Originally Posted by MarcusInKensington
Apart from obvious differences between different peoples sense of smell, I think a big reason for the difference in taste with fragrances is down to the reason why you're actually wearing them.
I think if you're wearing a fragrance to try and impress women or fish for compliments, then its more than likely you'll be someone who wants to wear something that's in your face, leaves a vapour trail wherever you walk, so strong it gives you a headache and makes your nose bleed, and has been recognised as being a fragrance that women like (think Joop, JPG, Mugler, Issey Miyake etc...)
Alternatively, you could fall in to the category of man who wears a fragrance for themselves, who doesn't really care what other people think and chooses a fragrance solely because they like it and couldn't care less if other people can't smell it or don't recognise it.
I was reading this thread out of curiosity, and this stood out to me. What smells good or not is often related to personal opinions and olfactory memories (good and bad, "synthetic" or natural, etc.) I am of the opinion of "I wear whatever I like to wear." HOWEVER, that could very well mean A*Men, among other often hated popular fragrances (I love Dreamer, one that's often berated by fragrance snobs). There's no shame in wearing popular perfumes, as there's no shame in wearing the uncommon as well. I like both loud and quiet fragrances, I just go for a nice smell. Some people make it look as if the perfume is loud, it must be vulgar or wrong, not "refined", "classy", whatever that may mean to them. I don't wear perfumes for others, although it's nice to be complimented, but I certainly don't want to stink (admittedly, a subjective term too) to make an olfactory statement of my "class" and "knowledge" of strange perfumes (wearing strange perfumes is fine by itself, btw). Neither I want to pay hundreds of dollars (or pennies, for that matter) for watery, nondescript fragrances, just for "prestige" or false exclusivity. Additionally, wearing "insert popular fragrance" doesn't make you a lower caste in the perfume loving community. Who cares, wear what you like. Perfume is not a class statement, nor a test for who has the "best nose" and "appreciation for true art." I indeed love perfume as an art, but as in everything in life, one can take it to the extreme and become a ridiculous snob and judge of what's "really good," just to inflate our egos. I don't care for what others wear, only for what I wear, and I don't mind if it's popular or unpopular, as long as I like it. Again, liking the popular doesn't make you a perfume idiot, you'll just won't be as exclusive, but it's up to you if that matters to you or not. Since I have both kind of perfumes, I really don't mind.

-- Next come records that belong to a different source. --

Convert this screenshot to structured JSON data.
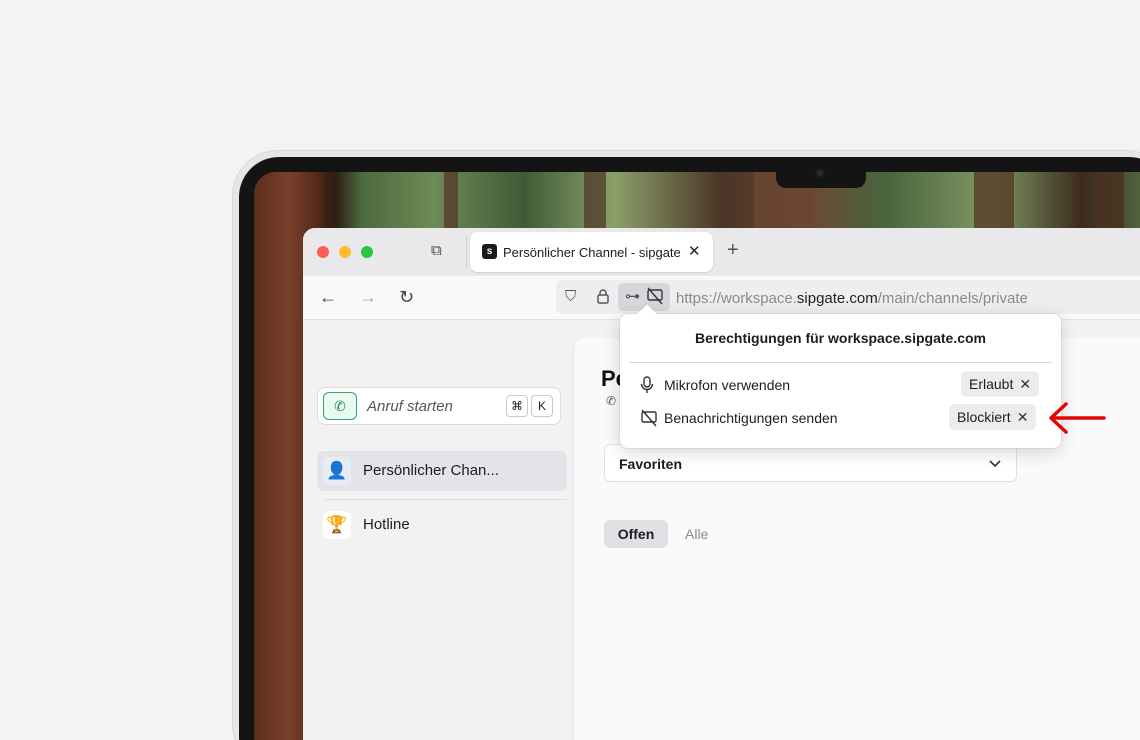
{
  "browser": {
    "tab": {
      "title": "Persönlicher Channel - sipgate",
      "favicon": "sipgate-logo"
    },
    "new_tab_label": "+",
    "url": {
      "prefix": "https://workspace.",
      "domain": "sipgate.com",
      "path": "/main/channels/private"
    }
  },
  "icons": {
    "back": "←",
    "forward": "→",
    "reload": "↻",
    "shield": "⛉",
    "lock": "🔒",
    "permissions": "⊶",
    "notif_blocked": "⊘",
    "mic": "🎙",
    "close": "✕",
    "chevron_down": "⌄",
    "phone": "✆",
    "tab_overview": "⧉"
  },
  "sidebar": {
    "call_placeholder": "Anruf starten",
    "shortcut_keys": [
      "⌘",
      "K"
    ],
    "items": [
      {
        "label": "Persönlicher Chan...",
        "icon": "person-avatar",
        "emoji": "👤",
        "active": true
      },
      {
        "label": "Hotline",
        "icon": "trophy-icon",
        "emoji": "🏆",
        "active": false
      }
    ]
  },
  "main": {
    "title": "Pe",
    "select": {
      "value": "Favoriten"
    },
    "segments": {
      "open": "Offen",
      "all": "Alle"
    }
  },
  "popover": {
    "title": "Berechtigungen für workspace.sipgate.com",
    "permissions": [
      {
        "label": "Mikrofon verwenden",
        "state": "Erlaubt",
        "icon": "microphone-icon"
      },
      {
        "label": "Benachrichtigungen senden",
        "state": "Blockiert",
        "icon": "notifications-blocked-icon"
      }
    ]
  },
  "colors": {
    "annotation_arrow": "#e10600",
    "accent_green": "#2fa56b",
    "traffic_red": "#ff5f57",
    "traffic_yellow": "#febc2e",
    "traffic_green": "#28c840"
  }
}
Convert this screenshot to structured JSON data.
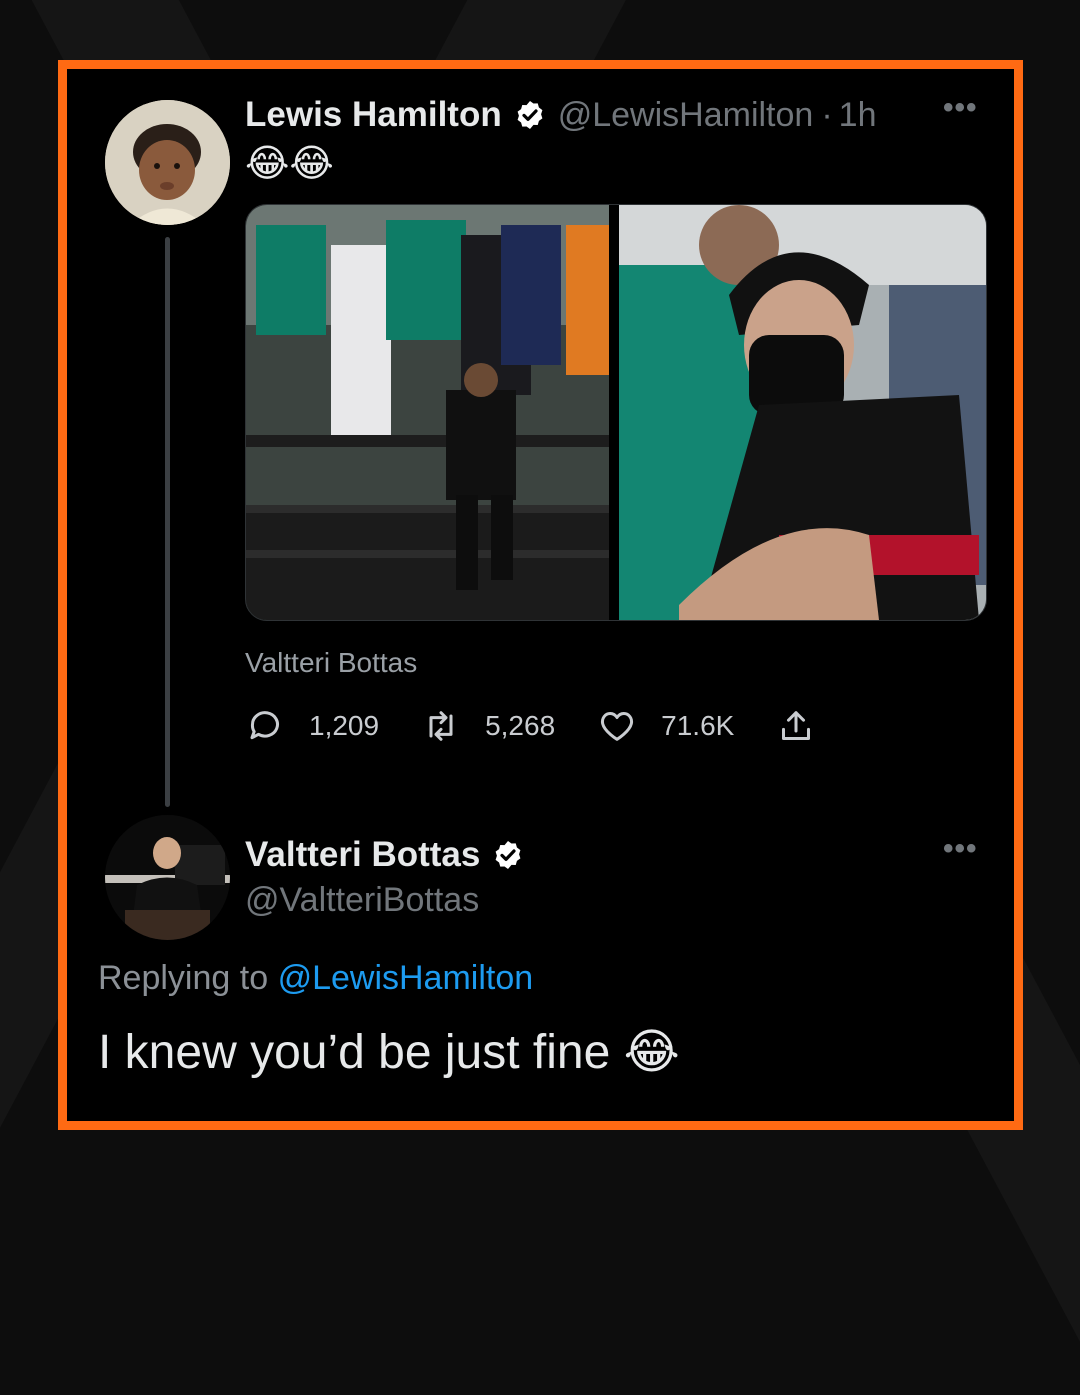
{
  "original_tweet": {
    "author_name": "Lewis Hamilton",
    "author_handle": "@LewisHamilton",
    "timestamp": "1h",
    "separator": "·",
    "text": "😂😂",
    "media_caption": "Valtteri Bottas",
    "actions": {
      "replies": "1,209",
      "retweets": "5,268",
      "likes": "71.6K"
    },
    "more_icon": "more-options-icon"
  },
  "reply_tweet": {
    "author_name": "Valtteri Bottas",
    "author_handle": "@ValtteriBottas",
    "replying_prefix": "Replying to",
    "replying_handle": "@LewisHamilton",
    "text": "I knew you’d be just fine 😂",
    "more_icon": "more-options-icon"
  },
  "colors": {
    "frame_border": "#ff6a13",
    "link": "#1d9bf0",
    "verified_badge": "#ffffff"
  }
}
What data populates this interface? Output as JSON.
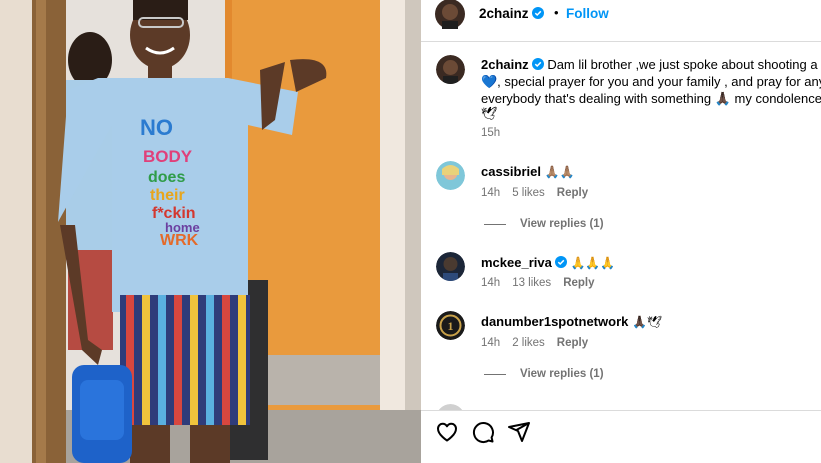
{
  "post": {
    "author": "2chainz",
    "follow_label": "Follow",
    "separator": "•"
  },
  "photo": {
    "shirt_text": [
      "NO",
      "BODY",
      "does",
      "their",
      "f*ckin",
      "home",
      "WRK"
    ]
  },
  "comments": [
    {
      "user": "2chainz",
      "verified": true,
      "lines": [
        "Dam lil brother ,we just spoke about shooting a vid",
        "💙, special prayer for you and your family , and pray for any a",
        "everybody that's dealing with something 🙏🏿 my condolences",
        "🕊"
      ],
      "time": "15h"
    },
    {
      "user": "cassibriel",
      "verified": false,
      "emoji": "🙏🏽🙏🏽",
      "time": "14h",
      "likes": "5 likes",
      "reply": "Reply",
      "view_replies": "View replies (1)"
    },
    {
      "user": "mckee_riva",
      "verified": true,
      "emoji": "🙏🙏🙏",
      "time": "14h",
      "likes": "13 likes",
      "reply": "Reply"
    },
    {
      "user": "danumber1spotnetwork",
      "verified": false,
      "emoji": "🙏🏿🕊",
      "time": "14h",
      "likes": "2 likes",
      "reply": "Reply",
      "view_replies": "View replies (1)"
    }
  ],
  "actions": {
    "like": "heart-icon",
    "comment": "comment-icon",
    "share": "share-icon"
  },
  "colors": {
    "accent": "#0095f6",
    "verified": "#0095f6",
    "meta_text": "#737373",
    "divider": "#dbdbdb"
  }
}
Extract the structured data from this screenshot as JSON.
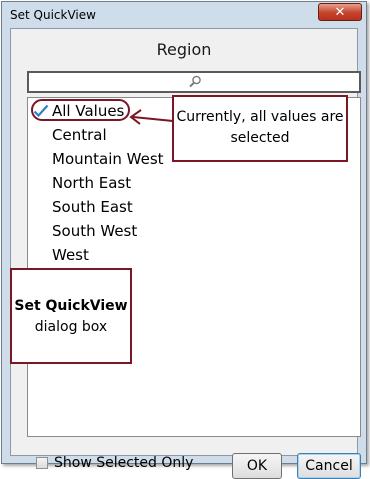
{
  "window": {
    "title": "Set QuickView",
    "close_icon": "close-icon"
  },
  "panel": {
    "header": "Region"
  },
  "search": {
    "icon": "magnifier-icon",
    "value": ""
  },
  "list": {
    "items": [
      {
        "label": "All Values",
        "checked": true
      },
      {
        "label": "Central"
      },
      {
        "label": "Mountain West"
      },
      {
        "label": "North East"
      },
      {
        "label": "South East"
      },
      {
        "label": "South West"
      },
      {
        "label": "West"
      }
    ]
  },
  "footer": {
    "show_selected_label": "Show Selected Only",
    "show_selected_checked": false,
    "ok_label": "OK",
    "cancel_label": "Cancel"
  },
  "annotations": {
    "callout_values": "Currently, all values are selected",
    "callout_dialog_title": "Set QuickView",
    "callout_dialog_sub": "dialog box"
  },
  "colors": {
    "annotation": "#7b1624",
    "check": "#2f7fd1",
    "window_frame": "#cfdcea"
  }
}
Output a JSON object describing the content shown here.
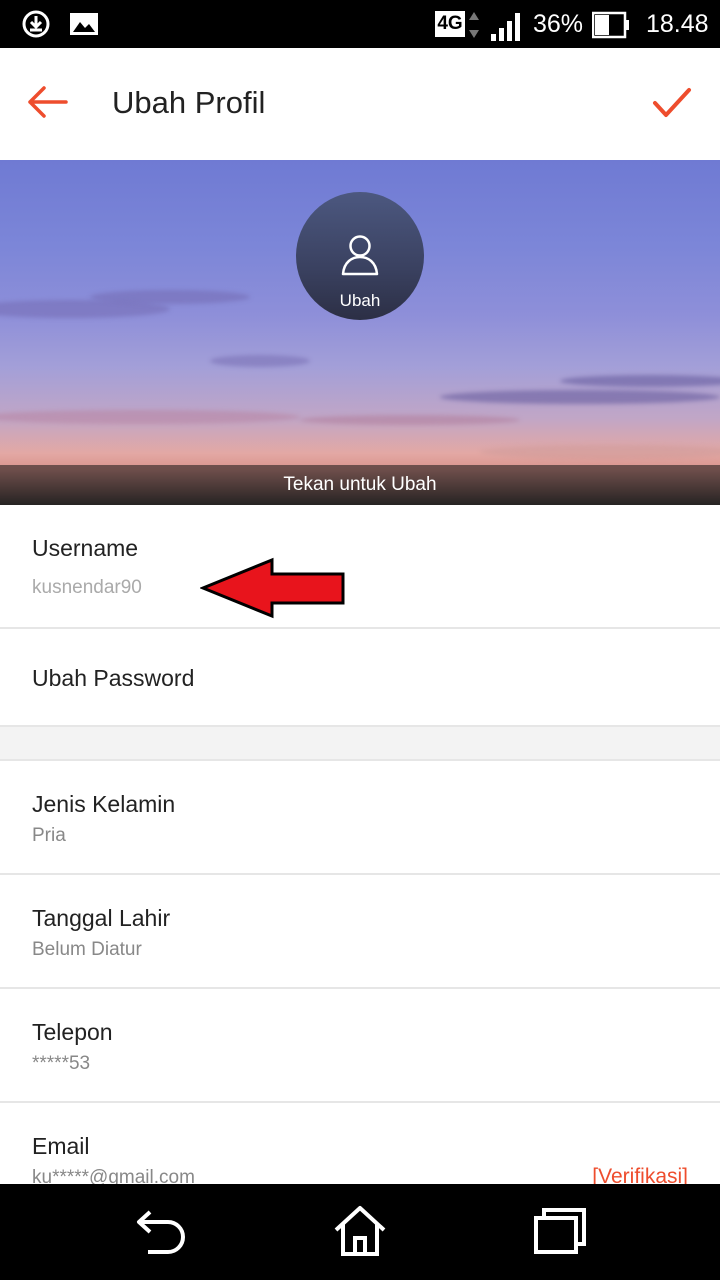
{
  "status_bar": {
    "network": "4G",
    "battery_percent": "36%",
    "time": "18.48",
    "icons": [
      "download-icon",
      "image-icon",
      "signal-icon",
      "battery-icon"
    ]
  },
  "header": {
    "title": "Ubah Profil",
    "back_icon": "back-arrow-icon",
    "confirm_icon": "check-icon"
  },
  "cover": {
    "avatar_label": "Ubah",
    "hint": "Tekan untuk Ubah"
  },
  "fields": {
    "username": {
      "label": "Username",
      "value": "kusnendar90"
    },
    "password": {
      "label": "Ubah Password"
    },
    "gender": {
      "label": "Jenis Kelamin",
      "value": "Pria"
    },
    "birthdate": {
      "label": "Tanggal Lahir",
      "value": "Belum Diatur"
    },
    "phone": {
      "label": "Telepon",
      "value": "*****53"
    },
    "email": {
      "label": "Email",
      "value": "ku*****@gmail.com",
      "action": "[Verifikasi]"
    }
  },
  "colors": {
    "accent": "#ee4d2d",
    "annotation_arrow": "#e8141c"
  }
}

I LIKE "exclusivity," but mostly, I like to smell good, mostly to myself, and secondly, to others.
Finally, there's no worse smelling fragrance. :P I would say that a perfume that doesn't smell at ALL (even to you), would be "the worst," because it defeats its purpose of being considered a "scent." But there are actually people looking for this kind of "scent" anyway... and I shouldn't care about it (although I think that it's probably cheaper to pour water on yourself- my opinion, anyway.)
No offense meant, and I didn't take offense to any of the comments in this thread either.
Just thought that the above quoted comment was making people who wear loud or popular perfumes mutually exclusive with people who wear things for themselves. Totally disagree, wear what you like, whether it's Cool Water or Poivre Piquant, A*men or Piper Nigrum, Rochas Man or New Haarlem, Pink Sugar or Sweet Oriental Dream. It is our choice, not any other person's (of course, common sense dictates that we should apply perfume in appropriate fashion-as well as care for the concerns of people we love or are close to-but still, perfume should mostly be a matter of what you believe in, like, and enjoy wearing and sniffing.) All of us are justified in liking or disliking A*Men (to name one); just don't make it any class or connoisseurship statement.